# EXERCISE AIM
Print out every entry, keeping each line identical to the original.

Start of RECORDS PROVIDED

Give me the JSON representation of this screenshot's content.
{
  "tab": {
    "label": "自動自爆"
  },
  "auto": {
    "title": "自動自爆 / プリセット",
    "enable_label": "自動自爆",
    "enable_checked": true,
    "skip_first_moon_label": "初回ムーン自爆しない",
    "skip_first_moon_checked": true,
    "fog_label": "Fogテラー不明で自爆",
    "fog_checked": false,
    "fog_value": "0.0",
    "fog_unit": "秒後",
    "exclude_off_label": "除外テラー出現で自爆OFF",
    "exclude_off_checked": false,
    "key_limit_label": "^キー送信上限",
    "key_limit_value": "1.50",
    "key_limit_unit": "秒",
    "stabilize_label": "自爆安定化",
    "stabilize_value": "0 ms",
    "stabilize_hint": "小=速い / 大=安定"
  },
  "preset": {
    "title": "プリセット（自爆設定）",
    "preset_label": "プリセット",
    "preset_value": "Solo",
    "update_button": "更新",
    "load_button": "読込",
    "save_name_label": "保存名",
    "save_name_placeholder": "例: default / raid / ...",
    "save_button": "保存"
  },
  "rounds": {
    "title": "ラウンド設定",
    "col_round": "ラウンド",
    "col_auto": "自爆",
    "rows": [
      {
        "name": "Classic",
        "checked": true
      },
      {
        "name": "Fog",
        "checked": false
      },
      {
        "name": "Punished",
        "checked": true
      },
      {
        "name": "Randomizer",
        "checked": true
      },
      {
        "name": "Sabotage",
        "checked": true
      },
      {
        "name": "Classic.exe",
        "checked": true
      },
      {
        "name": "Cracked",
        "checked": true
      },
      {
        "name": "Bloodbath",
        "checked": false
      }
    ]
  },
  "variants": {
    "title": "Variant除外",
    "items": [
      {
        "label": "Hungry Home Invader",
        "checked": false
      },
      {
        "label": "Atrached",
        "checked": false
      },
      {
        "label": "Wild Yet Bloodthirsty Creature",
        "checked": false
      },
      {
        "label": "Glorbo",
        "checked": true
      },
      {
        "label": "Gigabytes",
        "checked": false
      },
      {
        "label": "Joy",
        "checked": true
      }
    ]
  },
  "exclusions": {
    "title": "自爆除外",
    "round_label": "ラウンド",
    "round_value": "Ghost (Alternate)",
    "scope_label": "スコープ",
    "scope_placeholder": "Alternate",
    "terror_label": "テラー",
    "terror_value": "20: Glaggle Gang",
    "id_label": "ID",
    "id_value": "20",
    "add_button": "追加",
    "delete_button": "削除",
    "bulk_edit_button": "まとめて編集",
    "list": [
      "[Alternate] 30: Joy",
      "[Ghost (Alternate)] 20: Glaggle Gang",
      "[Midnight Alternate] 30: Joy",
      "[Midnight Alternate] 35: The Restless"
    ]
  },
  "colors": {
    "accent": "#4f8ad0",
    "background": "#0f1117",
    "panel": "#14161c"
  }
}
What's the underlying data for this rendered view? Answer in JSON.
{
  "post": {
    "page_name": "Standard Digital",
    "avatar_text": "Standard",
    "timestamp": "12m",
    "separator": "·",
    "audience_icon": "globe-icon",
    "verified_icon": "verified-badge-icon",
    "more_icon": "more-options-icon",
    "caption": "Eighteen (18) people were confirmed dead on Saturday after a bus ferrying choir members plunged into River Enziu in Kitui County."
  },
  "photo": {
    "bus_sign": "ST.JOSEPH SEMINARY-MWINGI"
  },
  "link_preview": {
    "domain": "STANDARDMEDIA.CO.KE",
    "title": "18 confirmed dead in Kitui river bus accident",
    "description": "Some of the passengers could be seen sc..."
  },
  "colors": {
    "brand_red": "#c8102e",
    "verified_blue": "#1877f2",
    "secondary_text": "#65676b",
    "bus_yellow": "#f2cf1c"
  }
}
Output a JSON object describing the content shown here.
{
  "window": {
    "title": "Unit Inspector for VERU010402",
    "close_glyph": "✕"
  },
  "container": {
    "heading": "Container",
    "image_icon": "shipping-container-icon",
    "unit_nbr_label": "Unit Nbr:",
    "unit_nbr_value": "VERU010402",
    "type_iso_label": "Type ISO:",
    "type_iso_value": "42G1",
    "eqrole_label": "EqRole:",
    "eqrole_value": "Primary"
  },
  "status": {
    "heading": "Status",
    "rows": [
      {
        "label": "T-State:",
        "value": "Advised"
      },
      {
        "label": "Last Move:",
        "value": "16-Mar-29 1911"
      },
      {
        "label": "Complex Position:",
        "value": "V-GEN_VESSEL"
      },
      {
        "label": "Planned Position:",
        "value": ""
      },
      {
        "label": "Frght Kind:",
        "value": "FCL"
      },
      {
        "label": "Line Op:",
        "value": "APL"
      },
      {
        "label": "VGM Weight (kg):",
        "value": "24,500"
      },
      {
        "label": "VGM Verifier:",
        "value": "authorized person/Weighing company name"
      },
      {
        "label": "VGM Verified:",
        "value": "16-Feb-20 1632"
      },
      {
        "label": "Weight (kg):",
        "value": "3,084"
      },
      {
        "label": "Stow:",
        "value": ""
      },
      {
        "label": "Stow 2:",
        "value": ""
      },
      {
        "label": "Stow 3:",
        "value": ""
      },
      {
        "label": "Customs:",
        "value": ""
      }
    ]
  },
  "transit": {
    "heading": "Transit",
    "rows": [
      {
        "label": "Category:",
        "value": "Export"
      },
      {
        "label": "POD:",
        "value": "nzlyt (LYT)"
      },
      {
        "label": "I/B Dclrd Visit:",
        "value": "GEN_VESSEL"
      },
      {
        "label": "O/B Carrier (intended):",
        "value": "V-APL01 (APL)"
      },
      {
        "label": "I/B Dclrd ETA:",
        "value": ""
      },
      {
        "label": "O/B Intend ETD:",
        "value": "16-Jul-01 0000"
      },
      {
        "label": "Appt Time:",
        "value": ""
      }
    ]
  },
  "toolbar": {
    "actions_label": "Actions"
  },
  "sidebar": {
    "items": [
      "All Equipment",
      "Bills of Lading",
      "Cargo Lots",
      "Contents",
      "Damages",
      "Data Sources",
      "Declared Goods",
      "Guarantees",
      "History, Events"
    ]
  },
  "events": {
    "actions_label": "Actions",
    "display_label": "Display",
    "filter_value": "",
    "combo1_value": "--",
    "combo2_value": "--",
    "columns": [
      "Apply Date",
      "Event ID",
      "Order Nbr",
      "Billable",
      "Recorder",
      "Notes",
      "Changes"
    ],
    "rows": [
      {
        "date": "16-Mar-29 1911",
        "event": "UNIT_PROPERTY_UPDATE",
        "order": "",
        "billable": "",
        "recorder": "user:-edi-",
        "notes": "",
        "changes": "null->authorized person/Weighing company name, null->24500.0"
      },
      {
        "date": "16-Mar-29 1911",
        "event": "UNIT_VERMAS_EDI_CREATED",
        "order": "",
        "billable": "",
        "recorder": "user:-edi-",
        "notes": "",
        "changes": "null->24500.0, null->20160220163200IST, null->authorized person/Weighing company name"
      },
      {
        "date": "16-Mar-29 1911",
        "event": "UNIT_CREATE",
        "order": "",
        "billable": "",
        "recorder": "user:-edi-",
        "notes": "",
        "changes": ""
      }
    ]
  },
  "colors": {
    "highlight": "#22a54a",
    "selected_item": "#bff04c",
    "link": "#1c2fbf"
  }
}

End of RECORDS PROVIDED

# EXERCISE RESPONSE
Give me the JSON representation of this screenshot's content.
{
  "tab": {
    "label": "自動自爆"
  },
  "auto": {
    "title": "自動自爆 / プリセット",
    "enable_label": "自動自爆",
    "enable_checked": true,
    "skip_first_moon_label": "初回ムーン自爆しない",
    "skip_first_moon_checked": true,
    "fog_label": "Fogテラー不明で自爆",
    "fog_checked": false,
    "fog_value": "0.0",
    "fog_unit": "秒後",
    "exclude_off_label": "除外テラー出現で自爆OFF",
    "exclude_off_checked": false,
    "key_limit_label": "^キー送信上限",
    "key_limit_value": "1.50",
    "key_limit_unit": "秒",
    "stabilize_label": "自爆安定化",
    "stabilize_value": "0 ms",
    "stabilize_hint": "小=速い / 大=安定"
  },
  "preset": {
    "title": "プリセット（自爆設定）",
    "preset_label": "プリセット",
    "preset_value": "Solo",
    "update_button": "更新",
    "load_button": "読込",
    "save_name_label": "保存名",
    "save_name_placeholder": "例: default / raid / ...",
    "save_button": "保存"
  },
  "rounds": {
    "title": "ラウンド設定",
    "col_round": "ラウンド",
    "col_auto": "自爆",
    "rows": [
      {
        "name": "Classic",
        "checked": true
      },
      {
        "name": "Fog",
        "checked": false
      },
      {
        "name": "Punished",
        "checked": true
      },
      {
        "name": "Randomizer",
        "checked": true
      },
      {
        "name": "Sabotage",
        "checked": true
      },
      {
        "name": "Classic.exe",
        "checked": true
      },
      {
        "name": "Cracked",
        "checked": true
      },
      {
        "name": "Bloodbath",
        "checked": false
      }
    ]
  },
  "variants": {
    "title": "Variant除外",
    "items": [
      {
        "label": "Hungry Home Invader",
        "checked": false
      },
      {
        "label": "Atrached",
        "checked": false
      },
      {
        "label": "Wild Yet Bloodthirsty Creature",
        "checked": false
      },
      {
        "label": "Glorbo",
        "checked": true
      },
      {
        "label": "Gigabytes",
        "checked": false
      },
      {
        "label": "Joy",
        "checked": true
      }
    ]
  },
  "exclusions": {
    "title": "自爆除外",
    "round_label": "ラウンド",
    "round_value": "Ghost (Alternate)",
    "scope_label": "スコープ",
    "scope_placeholder": "Alternate",
    "terror_label": "テラー",
    "terror_value": "20: Glaggle Gang",
    "id_label": "ID",
    "id_value": "20",
    "add_button": "追加",
    "delete_button": "削除",
    "bulk_edit_button": "まとめて編集",
    "list": [
      "[Alternate] 30: Joy",
      "[Ghost (Alternate)] 20: Glaggle Gang",
      "[Midnight Alternate] 30: Joy",
      "[Midnight Alternate] 35: The Restless"
    ]
  },
  "colors": {
    "accent": "#4f8ad0",
    "background": "#0f1117",
    "panel": "#14161c"
  }
}
What's the underlying data for this rendered view? Answer in JSON.
{
  "post": {
    "page_name": "Standard Digital",
    "avatar_text": "Standard",
    "timestamp": "12m",
    "separator": "·",
    "audience_icon": "globe-icon",
    "verified_icon": "verified-badge-icon",
    "more_icon": "more-options-icon",
    "caption": "Eighteen (18) people were confirmed dead on Saturday after a bus ferrying choir members plunged into River Enziu in Kitui County."
  },
  "photo": {
    "bus_sign": "ST.JOSEPH SEMINARY-MWINGI"
  },
  "link_preview": {
    "domain": "STANDARDMEDIA.CO.KE",
    "title": "18 confirmed dead in Kitui river bus accident",
    "description": "Some of the passengers could be seen sc..."
  },
  "colors": {
    "brand_red": "#c8102e",
    "verified_blue": "#1877f2",
    "secondary_text": "#65676b",
    "bus_yellow": "#f2cf1c"
  }
}
Output a JSON object describing the content shown here.
{
  "window": {
    "title": "Unit Inspector for VERU010402",
    "close_glyph": "✕"
  },
  "container": {
    "heading": "Container",
    "image_icon": "shipping-container-icon",
    "unit_nbr_label": "Unit Nbr:",
    "unit_nbr_value": "VERU010402",
    "type_iso_label": "Type ISO:",
    "type_iso_value": "42G1",
    "eqrole_label": "EqRole:",
    "eqrole_value": "Primary"
  },
  "status": {
    "heading": "Status",
    "rows": [
      {
        "label": "T-State:",
        "value": "Advised"
      },
      {
        "label": "Last Move:",
        "value": "16-Mar-29 1911"
      },
      {
        "label": "Complex Position:",
        "value": "V-GEN_VESSEL"
      },
      {
        "label": "Planned Position:",
        "value": ""
      },
      {
        "label": "Frght Kind:",
        "value": "FCL"
      },
      {
        "label": "Line Op:",
        "value": "APL"
      },
      {
        "label": "VGM Weight (kg):",
        "value": "24,500"
      },
      {
        "label": "VGM Verifier:",
        "value": "authorized person/Weighing company name"
      },
      {
        "label": "VGM Verified:",
        "value": "16-Feb-20 1632"
      },
      {
        "label": "Weight (kg):",
        "value": "3,084"
      },
      {
        "label": "Stow:",
        "value": ""
      },
      {
        "label": "Stow 2:",
        "value": ""
      },
      {
        "label": "Stow 3:",
        "value": ""
      },
      {
        "label": "Customs:",
        "value": ""
      }
    ]
  },
  "transit": {
    "heading": "Transit",
    "rows": [
      {
        "label": "Category:",
        "value": "Export"
      },
      {
        "label": "POD:",
        "value": "nzlyt (LYT)"
      },
      {
        "label": "I/B Dclrd Visit:",
        "value": "GEN_VESSEL"
      },
      {
        "label": "O/B Carrier (intended):",
        "value": "V-APL01 (APL)"
      },
      {
        "label": "I/B Dclrd ETA:",
        "value": ""
      },
      {
        "label": "O/B Intend ETD:",
        "value": "16-Jul-01 0000"
      },
      {
        "label": "Appt Time:",
        "value": ""
      }
    ]
  },
  "toolbar": {
    "actions_label": "Actions"
  },
  "sidebar": {
    "items": [
      "All Equipment",
      "Bills of Lading",
      "Cargo Lots",
      "Contents",
      "Damages",
      "Data Sources",
      "Declared Goods",
      "Guarantees",
      "History, Events"
    ]
  },
  "events": {
    "actions_label": "Actions",
    "display_label": "Display",
    "filter_value": "",
    "combo1_value": "--",
    "combo2_value": "--",
    "columns": [
      "Apply Date",
      "Event ID",
      "Order Nbr",
      "Billable",
      "Recorder",
      "Notes",
      "Changes"
    ],
    "rows": [
      {
        "date": "16-Mar-29 1911",
        "event": "UNIT_PROPERTY_UPDATE",
        "order": "",
        "billable": "",
        "recorder": "user:-edi-",
        "notes": "",
        "changes": "null->authorized person/Weighing company name, null->24500.0"
      },
      {
        "date": "16-Mar-29 1911",
        "event": "UNIT_VERMAS_EDI_CREATED",
        "order": "",
        "billable": "",
        "recorder": "user:-edi-",
        "notes": "",
        "changes": "null->24500.0, null->20160220163200IST, null->authorized person/Weighing company name"
      },
      {
        "date": "16-Mar-29 1911",
        "event": "UNIT_CREATE",
        "order": "",
        "billable": "",
        "recorder": "user:-edi-",
        "notes": "",
        "changes": ""
      }
    ]
  },
  "colors": {
    "highlight": "#22a54a",
    "selected_item": "#bff04c",
    "link": "#1c2fbf"
  }
}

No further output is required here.